Exercise details
Repeat each entry verbatim.

Source material
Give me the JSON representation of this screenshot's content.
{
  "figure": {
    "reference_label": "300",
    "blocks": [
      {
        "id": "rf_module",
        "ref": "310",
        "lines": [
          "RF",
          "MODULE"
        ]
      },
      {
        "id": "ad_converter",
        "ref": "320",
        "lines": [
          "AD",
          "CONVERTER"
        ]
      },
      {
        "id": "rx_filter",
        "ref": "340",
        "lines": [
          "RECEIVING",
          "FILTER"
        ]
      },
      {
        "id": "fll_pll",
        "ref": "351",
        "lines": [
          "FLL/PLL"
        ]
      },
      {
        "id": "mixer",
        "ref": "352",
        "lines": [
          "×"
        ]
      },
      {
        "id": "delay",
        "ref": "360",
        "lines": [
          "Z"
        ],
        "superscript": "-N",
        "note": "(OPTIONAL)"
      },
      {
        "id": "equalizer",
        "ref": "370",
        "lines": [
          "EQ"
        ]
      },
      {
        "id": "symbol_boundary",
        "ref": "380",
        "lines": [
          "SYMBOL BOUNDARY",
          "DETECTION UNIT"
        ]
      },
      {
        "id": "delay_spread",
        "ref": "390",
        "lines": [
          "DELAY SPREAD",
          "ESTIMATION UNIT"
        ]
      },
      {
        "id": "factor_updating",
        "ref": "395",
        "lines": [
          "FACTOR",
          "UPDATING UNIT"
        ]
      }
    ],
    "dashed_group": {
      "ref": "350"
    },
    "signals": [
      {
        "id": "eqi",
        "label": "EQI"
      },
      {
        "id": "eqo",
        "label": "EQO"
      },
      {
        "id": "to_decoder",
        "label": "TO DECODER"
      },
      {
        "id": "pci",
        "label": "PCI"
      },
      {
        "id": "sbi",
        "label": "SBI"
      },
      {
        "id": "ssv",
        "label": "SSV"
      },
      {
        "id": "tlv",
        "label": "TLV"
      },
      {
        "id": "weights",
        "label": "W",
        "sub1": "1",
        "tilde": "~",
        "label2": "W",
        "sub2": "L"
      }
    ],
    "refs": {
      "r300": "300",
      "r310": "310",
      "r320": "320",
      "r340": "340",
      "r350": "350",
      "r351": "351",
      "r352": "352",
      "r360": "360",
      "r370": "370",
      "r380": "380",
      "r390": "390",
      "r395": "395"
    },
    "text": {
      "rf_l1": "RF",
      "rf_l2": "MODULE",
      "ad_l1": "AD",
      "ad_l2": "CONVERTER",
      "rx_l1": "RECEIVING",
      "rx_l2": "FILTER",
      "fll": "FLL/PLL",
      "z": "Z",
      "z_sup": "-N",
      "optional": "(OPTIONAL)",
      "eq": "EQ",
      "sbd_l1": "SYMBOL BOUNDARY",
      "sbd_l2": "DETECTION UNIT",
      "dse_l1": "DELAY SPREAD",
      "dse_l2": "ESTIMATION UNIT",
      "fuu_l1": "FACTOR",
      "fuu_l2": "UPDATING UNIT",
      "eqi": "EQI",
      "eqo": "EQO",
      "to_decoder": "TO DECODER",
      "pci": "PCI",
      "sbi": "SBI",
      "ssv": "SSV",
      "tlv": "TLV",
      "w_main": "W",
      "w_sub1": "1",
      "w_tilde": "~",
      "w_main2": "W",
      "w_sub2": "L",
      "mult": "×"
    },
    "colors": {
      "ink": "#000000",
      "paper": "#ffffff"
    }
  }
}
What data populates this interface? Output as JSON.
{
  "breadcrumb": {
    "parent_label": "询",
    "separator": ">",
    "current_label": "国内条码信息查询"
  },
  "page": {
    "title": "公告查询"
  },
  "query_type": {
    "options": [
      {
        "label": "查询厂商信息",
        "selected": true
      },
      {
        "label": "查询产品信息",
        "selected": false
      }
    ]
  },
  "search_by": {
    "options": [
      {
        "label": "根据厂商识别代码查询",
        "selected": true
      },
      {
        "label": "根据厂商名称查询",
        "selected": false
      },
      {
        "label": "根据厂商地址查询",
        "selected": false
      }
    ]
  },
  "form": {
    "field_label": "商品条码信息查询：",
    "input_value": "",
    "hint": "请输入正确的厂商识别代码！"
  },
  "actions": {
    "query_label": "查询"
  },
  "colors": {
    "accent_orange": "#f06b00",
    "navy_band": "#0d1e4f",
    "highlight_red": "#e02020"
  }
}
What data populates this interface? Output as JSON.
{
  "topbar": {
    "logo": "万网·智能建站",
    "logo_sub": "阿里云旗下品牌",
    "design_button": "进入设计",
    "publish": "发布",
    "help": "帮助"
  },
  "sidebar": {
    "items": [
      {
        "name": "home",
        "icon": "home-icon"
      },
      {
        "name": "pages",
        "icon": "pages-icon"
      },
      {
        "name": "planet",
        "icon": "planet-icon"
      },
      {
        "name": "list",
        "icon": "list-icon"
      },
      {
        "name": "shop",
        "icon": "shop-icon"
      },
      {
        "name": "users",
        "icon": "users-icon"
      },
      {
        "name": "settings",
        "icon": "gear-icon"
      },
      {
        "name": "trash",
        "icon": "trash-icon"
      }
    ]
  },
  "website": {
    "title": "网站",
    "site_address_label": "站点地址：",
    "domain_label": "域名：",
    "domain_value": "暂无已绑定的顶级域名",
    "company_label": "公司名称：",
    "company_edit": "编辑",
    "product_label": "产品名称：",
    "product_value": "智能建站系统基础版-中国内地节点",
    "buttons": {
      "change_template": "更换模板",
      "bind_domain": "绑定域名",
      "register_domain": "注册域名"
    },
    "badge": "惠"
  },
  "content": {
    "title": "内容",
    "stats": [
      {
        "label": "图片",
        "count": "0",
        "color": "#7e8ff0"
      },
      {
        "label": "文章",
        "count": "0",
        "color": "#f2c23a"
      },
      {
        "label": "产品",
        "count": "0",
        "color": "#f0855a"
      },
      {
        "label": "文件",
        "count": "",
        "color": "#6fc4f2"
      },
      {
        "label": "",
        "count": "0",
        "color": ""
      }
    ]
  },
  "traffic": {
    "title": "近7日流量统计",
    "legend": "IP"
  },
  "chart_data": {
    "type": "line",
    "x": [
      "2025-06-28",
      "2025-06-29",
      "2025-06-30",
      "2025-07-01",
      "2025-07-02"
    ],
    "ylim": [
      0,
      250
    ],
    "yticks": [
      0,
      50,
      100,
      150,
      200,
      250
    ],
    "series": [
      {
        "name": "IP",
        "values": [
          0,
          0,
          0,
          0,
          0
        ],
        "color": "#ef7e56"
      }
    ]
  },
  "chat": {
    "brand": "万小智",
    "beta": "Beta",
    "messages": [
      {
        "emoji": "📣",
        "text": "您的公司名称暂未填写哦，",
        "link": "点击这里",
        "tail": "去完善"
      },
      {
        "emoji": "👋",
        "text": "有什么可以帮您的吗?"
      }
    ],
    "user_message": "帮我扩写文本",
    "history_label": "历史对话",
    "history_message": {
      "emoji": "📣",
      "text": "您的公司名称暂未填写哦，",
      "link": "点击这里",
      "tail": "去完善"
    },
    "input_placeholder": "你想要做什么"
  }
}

Result for this task
Give me the JSON representation of this screenshot's content.
{
  "figure": {
    "reference_label": "300",
    "blocks": [
      {
        "id": "rf_module",
        "ref": "310",
        "lines": [
          "RF",
          "MODULE"
        ]
      },
      {
        "id": "ad_converter",
        "ref": "320",
        "lines": [
          "AD",
          "CONVERTER"
        ]
      },
      {
        "id": "rx_filter",
        "ref": "340",
        "lines": [
          "RECEIVING",
          "FILTER"
        ]
      },
      {
        "id": "fll_pll",
        "ref": "351",
        "lines": [
          "FLL/PLL"
        ]
      },
      {
        "id": "mixer",
        "ref": "352",
        "lines": [
          "×"
        ]
      },
      {
        "id": "delay",
        "ref": "360",
        "lines": [
          "Z"
        ],
        "superscript": "-N",
        "note": "(OPTIONAL)"
      },
      {
        "id": "equalizer",
        "ref": "370",
        "lines": [
          "EQ"
        ]
      },
      {
        "id": "symbol_boundary",
        "ref": "380",
        "lines": [
          "SYMBOL BOUNDARY",
          "DETECTION UNIT"
        ]
      },
      {
        "id": "delay_spread",
        "ref": "390",
        "lines": [
          "DELAY SPREAD",
          "ESTIMATION UNIT"
        ]
      },
      {
        "id": "factor_updating",
        "ref": "395",
        "lines": [
          "FACTOR",
          "UPDATING UNIT"
        ]
      }
    ],
    "dashed_group": {
      "ref": "350"
    },
    "signals": [
      {
        "id": "eqi",
        "label": "EQI"
      },
      {
        "id": "eqo",
        "label": "EQO"
      },
      {
        "id": "to_decoder",
        "label": "TO DECODER"
      },
      {
        "id": "pci",
        "label": "PCI"
      },
      {
        "id": "sbi",
        "label": "SBI"
      },
      {
        "id": "ssv",
        "label": "SSV"
      },
      {
        "id": "tlv",
        "label": "TLV"
      },
      {
        "id": "weights",
        "label": "W",
        "sub1": "1",
        "tilde": "~",
        "label2": "W",
        "sub2": "L"
      }
    ],
    "refs": {
      "r300": "300",
      "r310": "310",
      "r320": "320",
      "r340": "340",
      "r350": "350",
      "r351": "351",
      "r352": "352",
      "r360": "360",
      "r370": "370",
      "r380": "380",
      "r390": "390",
      "r395": "395"
    },
    "text": {
      "rf_l1": "RF",
      "rf_l2": "MODULE",
      "ad_l1": "AD",
      "ad_l2": "CONVERTER",
      "rx_l1": "RECEIVING",
      "rx_l2": "FILTER",
      "fll": "FLL/PLL",
      "z": "Z",
      "z_sup": "-N",
      "optional": "(OPTIONAL)",
      "eq": "EQ",
      "sbd_l1": "SYMBOL BOUNDARY",
      "sbd_l2": "DETECTION UNIT",
      "dse_l1": "DELAY SPREAD",
      "dse_l2": "ESTIMATION UNIT",
      "fuu_l1": "FACTOR",
      "fuu_l2": "UPDATING UNIT",
      "eqi": "EQI",
      "eqo": "EQO",
      "to_decoder": "TO DECODER",
      "pci": "PCI",
      "sbi": "SBI",
      "ssv": "SSV",
      "tlv": "TLV",
      "w_main": "W",
      "w_sub1": "1",
      "w_tilde": "~",
      "w_main2": "W",
      "w_sub2": "L",
      "mult": "×"
    },
    "colors": {
      "ink": "#000000",
      "paper": "#ffffff"
    }
  }
}
What data populates this interface? Output as JSON.
{
  "breadcrumb": {
    "parent_label": "询",
    "separator": ">",
    "current_label": "国内条码信息查询"
  },
  "page": {
    "title": "公告查询"
  },
  "query_type": {
    "options": [
      {
        "label": "查询厂商信息",
        "selected": true
      },
      {
        "label": "查询产品信息",
        "selected": false
      }
    ]
  },
  "search_by": {
    "options": [
      {
        "label": "根据厂商识别代码查询",
        "selected": true
      },
      {
        "label": "根据厂商名称查询",
        "selected": false
      },
      {
        "label": "根据厂商地址查询",
        "selected": false
      }
    ]
  },
  "form": {
    "field_label": "商品条码信息查询：",
    "input_value": "",
    "hint": "请输入正确的厂商识别代码！"
  },
  "actions": {
    "query_label": "查询"
  },
  "colors": {
    "accent_orange": "#f06b00",
    "navy_band": "#0d1e4f",
    "highlight_red": "#e02020"
  }
}
What data populates this interface? Output as JSON.
{
  "topbar": {
    "logo": "万网·智能建站",
    "logo_sub": "阿里云旗下品牌",
    "design_button": "进入设计",
    "publish": "发布",
    "help": "帮助"
  },
  "sidebar": {
    "items": [
      {
        "name": "home",
        "icon": "home-icon"
      },
      {
        "name": "pages",
        "icon": "pages-icon"
      },
      {
        "name": "planet",
        "icon": "planet-icon"
      },
      {
        "name": "list",
        "icon": "list-icon"
      },
      {
        "name": "shop",
        "icon": "shop-icon"
      },
      {
        "name": "users",
        "icon": "users-icon"
      },
      {
        "name": "settings",
        "icon": "gear-icon"
      },
      {
        "name": "trash",
        "icon": "trash-icon"
      }
    ]
  },
  "website": {
    "title": "网站",
    "site_address_label": "站点地址：",
    "domain_label": "域名：",
    "domain_value": "暂无已绑定的顶级域名",
    "company_label": "公司名称：",
    "company_edit": "编辑",
    "product_label": "产品名称：",
    "product_value": "智能建站系统基础版-中国内地节点",
    "buttons": {
      "change_template": "更换模板",
      "bind_domain": "绑定域名",
      "register_domain": "注册域名"
    },
    "badge": "惠"
  },
  "content": {
    "title": "内容",
    "stats": [
      {
        "label": "图片",
        "count": "0",
        "color": "#7e8ff0"
      },
      {
        "label": "文章",
        "count": "0",
        "color": "#f2c23a"
      },
      {
        "label": "产品",
        "count": "0",
        "color": "#f0855a"
      },
      {
        "label": "文件",
        "count": "",
        "color": "#6fc4f2"
      },
      {
        "label": "",
        "count": "0",
        "color": ""
      }
    ]
  },
  "traffic": {
    "title": "近7日流量统计",
    "legend": "IP"
  },
  "chart_data": {
    "type": "line",
    "x": [
      "2025-06-28",
      "2025-06-29",
      "2025-06-30",
      "2025-07-01",
      "2025-07-02"
    ],
    "ylim": [
      0,
      250
    ],
    "yticks": [
      0,
      50,
      100,
      150,
      200,
      250
    ],
    "series": [
      {
        "name": "IP",
        "values": [
          0,
          0,
          0,
          0,
          0
        ],
        "color": "#ef7e56"
      }
    ]
  },
  "chat": {
    "brand": "万小智",
    "beta": "Beta",
    "messages": [
      {
        "emoji": "📣",
        "text": "您的公司名称暂未填写哦，",
        "link": "点击这里",
        "tail": "去完善"
      },
      {
        "emoji": "👋",
        "text": "有什么可以帮您的吗?"
      }
    ],
    "user_message": "帮我扩写文本",
    "history_label": "历史对话",
    "history_message": {
      "emoji": "📣",
      "text": "您的公司名称暂未填写哦，",
      "link": "点击这里",
      "tail": "去完善"
    },
    "input_placeholder": "你想要做什么"
  }
}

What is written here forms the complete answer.